These good Samaritans are working to make sure that the homeless and others in need are prepared for the winter weather.
Hats and scarves have been spotted around several areas that are experiencing frigid temperatures this winter. The apparel -- which has shown up in cities including Edmonton and Winnipeg in Canada, and Wilmington, North Carolina -- comes with messages urging those in need to take the winter wear.
"I am not lost!" a message attached to a scarf in Wilmington reads. "If you are stuck out in the cold, please take this to keep warm!"
The group responsible for that particular item, Scarves in the Port City, says that their aim is to account for those who need a helping hand during the winter months in a simple and effective way.
"We collect and distribute scarves for the homeless during inclement weather," the group, whose representative told The Huffington Post that they've distributed hundreds of scarves, wrote on their Facebook page. "We hope to help create awareness of the difference kindness can make to people's attitudes, feelings and actions towards themselves and others when it's embraced as a way of life."
Another group involved, Chase the Chill, is dedicated to keeping the homeless warm throughout the winter by "yarn-bombing," i.e. leaving colorful knitted or crocheted creations around cities, for the taking, according to their Facebook page. While the group started in Pennsylvania, the idea has traveled to cities across North America.
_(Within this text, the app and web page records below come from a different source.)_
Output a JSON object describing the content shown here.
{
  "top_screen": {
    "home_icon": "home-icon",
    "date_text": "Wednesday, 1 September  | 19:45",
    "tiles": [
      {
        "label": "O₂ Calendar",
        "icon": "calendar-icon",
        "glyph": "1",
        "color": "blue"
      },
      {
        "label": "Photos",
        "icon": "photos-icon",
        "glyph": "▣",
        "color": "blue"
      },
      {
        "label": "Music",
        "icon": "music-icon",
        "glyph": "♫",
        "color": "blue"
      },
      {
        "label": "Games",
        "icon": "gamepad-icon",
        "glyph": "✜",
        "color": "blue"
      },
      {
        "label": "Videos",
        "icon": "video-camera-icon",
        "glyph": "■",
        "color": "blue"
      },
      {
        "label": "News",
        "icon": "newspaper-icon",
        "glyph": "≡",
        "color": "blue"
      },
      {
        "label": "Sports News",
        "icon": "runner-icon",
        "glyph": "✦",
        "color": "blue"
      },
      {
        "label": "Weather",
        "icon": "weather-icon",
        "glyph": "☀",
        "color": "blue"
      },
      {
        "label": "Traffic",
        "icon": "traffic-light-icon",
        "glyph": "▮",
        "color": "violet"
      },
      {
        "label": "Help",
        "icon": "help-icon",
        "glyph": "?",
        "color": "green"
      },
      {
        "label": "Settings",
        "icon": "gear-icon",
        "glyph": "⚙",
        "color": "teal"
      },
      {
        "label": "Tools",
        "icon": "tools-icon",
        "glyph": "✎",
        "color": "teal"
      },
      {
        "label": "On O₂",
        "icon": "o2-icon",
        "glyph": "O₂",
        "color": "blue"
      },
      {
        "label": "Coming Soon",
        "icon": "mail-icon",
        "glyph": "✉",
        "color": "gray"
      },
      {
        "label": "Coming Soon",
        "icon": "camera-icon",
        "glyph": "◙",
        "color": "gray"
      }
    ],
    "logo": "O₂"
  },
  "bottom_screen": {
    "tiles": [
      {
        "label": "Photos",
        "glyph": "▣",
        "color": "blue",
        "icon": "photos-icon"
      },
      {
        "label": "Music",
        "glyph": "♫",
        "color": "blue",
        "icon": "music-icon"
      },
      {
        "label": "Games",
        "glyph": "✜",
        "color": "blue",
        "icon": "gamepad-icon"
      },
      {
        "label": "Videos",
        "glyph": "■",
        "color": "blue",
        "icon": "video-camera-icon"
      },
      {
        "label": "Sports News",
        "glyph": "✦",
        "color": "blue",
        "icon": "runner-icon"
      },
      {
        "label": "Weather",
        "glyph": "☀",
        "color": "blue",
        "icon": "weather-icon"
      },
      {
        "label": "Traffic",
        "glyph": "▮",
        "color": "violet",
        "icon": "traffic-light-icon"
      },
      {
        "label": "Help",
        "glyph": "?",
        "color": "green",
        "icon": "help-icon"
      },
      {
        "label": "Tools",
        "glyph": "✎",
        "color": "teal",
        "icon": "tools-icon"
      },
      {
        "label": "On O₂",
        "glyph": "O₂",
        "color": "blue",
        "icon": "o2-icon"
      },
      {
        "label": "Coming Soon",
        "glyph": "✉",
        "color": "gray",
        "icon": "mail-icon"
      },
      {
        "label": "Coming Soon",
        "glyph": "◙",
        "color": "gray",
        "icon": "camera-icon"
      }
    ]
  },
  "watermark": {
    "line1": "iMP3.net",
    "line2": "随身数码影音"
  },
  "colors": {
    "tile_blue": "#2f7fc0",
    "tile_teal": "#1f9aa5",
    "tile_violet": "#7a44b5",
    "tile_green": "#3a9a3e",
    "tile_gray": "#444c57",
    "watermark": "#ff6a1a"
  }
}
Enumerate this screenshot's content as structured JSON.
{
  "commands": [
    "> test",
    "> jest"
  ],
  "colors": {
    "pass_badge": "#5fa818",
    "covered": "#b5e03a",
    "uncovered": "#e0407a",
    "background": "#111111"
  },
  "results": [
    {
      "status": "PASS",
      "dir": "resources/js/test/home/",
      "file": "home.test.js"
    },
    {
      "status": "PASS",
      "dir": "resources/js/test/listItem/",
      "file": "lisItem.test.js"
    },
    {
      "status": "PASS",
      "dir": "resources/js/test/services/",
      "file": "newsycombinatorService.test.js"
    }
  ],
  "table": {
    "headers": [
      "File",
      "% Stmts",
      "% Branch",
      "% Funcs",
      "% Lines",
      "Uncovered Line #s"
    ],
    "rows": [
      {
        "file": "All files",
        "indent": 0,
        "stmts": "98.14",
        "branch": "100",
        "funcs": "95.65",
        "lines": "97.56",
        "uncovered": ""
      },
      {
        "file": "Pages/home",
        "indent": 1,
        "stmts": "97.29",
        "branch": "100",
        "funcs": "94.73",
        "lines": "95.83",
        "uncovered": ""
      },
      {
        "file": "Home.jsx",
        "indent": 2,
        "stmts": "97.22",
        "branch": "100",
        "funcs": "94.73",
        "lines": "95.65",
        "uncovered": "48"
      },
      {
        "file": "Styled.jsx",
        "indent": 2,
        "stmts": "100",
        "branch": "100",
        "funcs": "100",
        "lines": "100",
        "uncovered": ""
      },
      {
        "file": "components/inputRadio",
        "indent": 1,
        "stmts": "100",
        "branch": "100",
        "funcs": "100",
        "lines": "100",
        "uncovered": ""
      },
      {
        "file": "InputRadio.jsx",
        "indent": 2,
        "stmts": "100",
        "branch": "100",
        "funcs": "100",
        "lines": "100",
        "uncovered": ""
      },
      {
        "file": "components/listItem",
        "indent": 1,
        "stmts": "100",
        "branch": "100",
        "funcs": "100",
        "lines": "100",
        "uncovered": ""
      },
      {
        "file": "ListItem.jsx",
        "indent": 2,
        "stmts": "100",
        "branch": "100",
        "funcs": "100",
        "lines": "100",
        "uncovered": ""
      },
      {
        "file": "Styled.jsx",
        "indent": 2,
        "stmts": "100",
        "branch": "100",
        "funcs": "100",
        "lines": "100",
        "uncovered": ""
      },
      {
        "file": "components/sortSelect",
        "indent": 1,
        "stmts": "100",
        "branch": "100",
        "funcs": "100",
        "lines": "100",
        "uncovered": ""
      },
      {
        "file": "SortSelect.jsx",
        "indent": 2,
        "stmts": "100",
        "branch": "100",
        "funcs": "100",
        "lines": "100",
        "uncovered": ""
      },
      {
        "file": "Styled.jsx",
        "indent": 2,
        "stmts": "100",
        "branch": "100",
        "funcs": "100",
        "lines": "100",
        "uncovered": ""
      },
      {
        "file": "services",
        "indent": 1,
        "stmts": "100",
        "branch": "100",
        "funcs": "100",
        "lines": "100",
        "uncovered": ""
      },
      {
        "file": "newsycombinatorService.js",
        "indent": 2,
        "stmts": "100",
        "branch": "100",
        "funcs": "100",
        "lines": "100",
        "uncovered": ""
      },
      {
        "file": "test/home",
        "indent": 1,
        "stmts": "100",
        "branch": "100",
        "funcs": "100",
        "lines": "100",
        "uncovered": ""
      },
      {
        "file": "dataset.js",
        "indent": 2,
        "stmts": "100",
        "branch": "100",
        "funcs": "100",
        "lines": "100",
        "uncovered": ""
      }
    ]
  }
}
Their work, one member says, makes warm clothing readily available for those in need.
"It gets right to the people who want it," Wendy Grahl, a member of "Chase the Chill" in Edmonton which distributed about 250 scarves last year, told Metro News. "If you’re homeless and it’s 30 below a scarf is going to be welcome."
The do-gooders, who often place the clothing in locations that are easily accessible for people in need, like libraries where people may seek refuge from the chill or homeless shelters, say they hope their efforts can provide some much-needed comfort to those who need it most over the winter months.
"Choosing between heat for their home, food for their children -- sometimes their children are cold and their children could use a scarf," Donna Hauge, a member of Chase the Chill in Penobset County, Maine, told WABI TV5. "You can make something to warm somebody up and sometimes that’s all people need, is just a little warmth."